▸ Work instructions: Only the lines from the one containing "Decode this image" through the last line of the listing are to be given again, exactly as they appear.

++++++

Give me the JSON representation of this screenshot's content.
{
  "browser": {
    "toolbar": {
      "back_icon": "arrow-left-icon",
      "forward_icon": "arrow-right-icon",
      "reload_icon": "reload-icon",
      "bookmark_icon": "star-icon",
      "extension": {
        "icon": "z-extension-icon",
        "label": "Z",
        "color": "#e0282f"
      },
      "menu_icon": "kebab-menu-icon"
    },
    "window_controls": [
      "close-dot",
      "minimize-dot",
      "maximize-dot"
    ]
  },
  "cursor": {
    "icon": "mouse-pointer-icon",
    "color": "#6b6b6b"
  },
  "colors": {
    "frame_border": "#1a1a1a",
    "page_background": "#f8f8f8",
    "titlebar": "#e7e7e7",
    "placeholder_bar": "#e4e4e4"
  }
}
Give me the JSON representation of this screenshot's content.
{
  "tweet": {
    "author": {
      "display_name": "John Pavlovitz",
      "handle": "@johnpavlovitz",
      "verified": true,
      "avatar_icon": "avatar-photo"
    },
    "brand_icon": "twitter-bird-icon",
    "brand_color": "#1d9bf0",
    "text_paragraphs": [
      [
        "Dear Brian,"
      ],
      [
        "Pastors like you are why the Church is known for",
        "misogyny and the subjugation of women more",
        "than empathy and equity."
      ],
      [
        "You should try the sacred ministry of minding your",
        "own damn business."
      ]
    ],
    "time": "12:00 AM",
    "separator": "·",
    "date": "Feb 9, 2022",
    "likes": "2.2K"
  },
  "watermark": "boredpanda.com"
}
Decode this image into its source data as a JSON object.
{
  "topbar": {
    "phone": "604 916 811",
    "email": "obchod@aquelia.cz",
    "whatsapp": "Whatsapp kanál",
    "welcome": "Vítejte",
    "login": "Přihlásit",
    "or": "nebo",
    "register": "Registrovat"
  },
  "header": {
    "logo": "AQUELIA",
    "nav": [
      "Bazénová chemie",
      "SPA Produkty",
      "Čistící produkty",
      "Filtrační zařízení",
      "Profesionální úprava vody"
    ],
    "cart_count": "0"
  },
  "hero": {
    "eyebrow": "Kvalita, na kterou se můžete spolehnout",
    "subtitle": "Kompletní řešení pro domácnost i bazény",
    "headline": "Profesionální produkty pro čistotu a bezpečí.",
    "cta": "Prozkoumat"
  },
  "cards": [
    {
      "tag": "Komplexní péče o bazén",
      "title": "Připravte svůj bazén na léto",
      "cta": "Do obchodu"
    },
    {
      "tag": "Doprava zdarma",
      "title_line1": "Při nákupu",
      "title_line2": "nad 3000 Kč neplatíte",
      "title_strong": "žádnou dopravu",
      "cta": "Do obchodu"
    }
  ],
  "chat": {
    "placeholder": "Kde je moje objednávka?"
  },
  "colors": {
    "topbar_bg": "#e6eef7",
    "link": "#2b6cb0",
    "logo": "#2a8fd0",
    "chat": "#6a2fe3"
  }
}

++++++

▸ Result for this task:
Decode this image into its source data as a JSON object.
{
  "topbar": {
    "phone": "604 916 811",
    "email": "obchod@aquelia.cz",
    "whatsapp": "Whatsapp kanál",
    "welcome": "Vítejte",
    "login": "Přihlásit",
    "or": "nebo",
    "register": "Registrovat"
  },
  "header": {
    "logo": "AQUELIA",
    "nav": [
      "Bazénová chemie",
      "SPA Produkty",
      "Čistící produkty",
      "Filtrační zařízení",
      "Profesionální úprava vody"
    ],
    "cart_count": "0"
  },
  "hero": {
    "eyebrow": "Kvalita, na kterou se můžete spolehnout",
    "subtitle": "Kompletní řešení pro domácnost i bazény",
    "headline": "Profesionální produkty pro čistotu a bezpečí.",
    "cta": "Prozkoumat"
  },
  "cards": [
    {
      "tag": "Komplexní péče o bazén",
      "title": "Připravte svůj bazén na léto",
      "cta": "Do obchodu"
    },
    {
      "tag": "Doprava zdarma",
      "title_line1": "Při nákupu",
      "title_line2": "nad 3000 Kč neplatíte",
      "title_strong": "žádnou dopravu",
      "cta": "Do obchodu"
    }
  ],
  "chat": {
    "placeholder": "Kde je moje objednávka?"
  },
  "colors": {
    "topbar_bg": "#e6eef7",
    "link": "#2b6cb0",
    "logo": "#2a8fd0",
    "chat": "#6a2fe3"
  }
}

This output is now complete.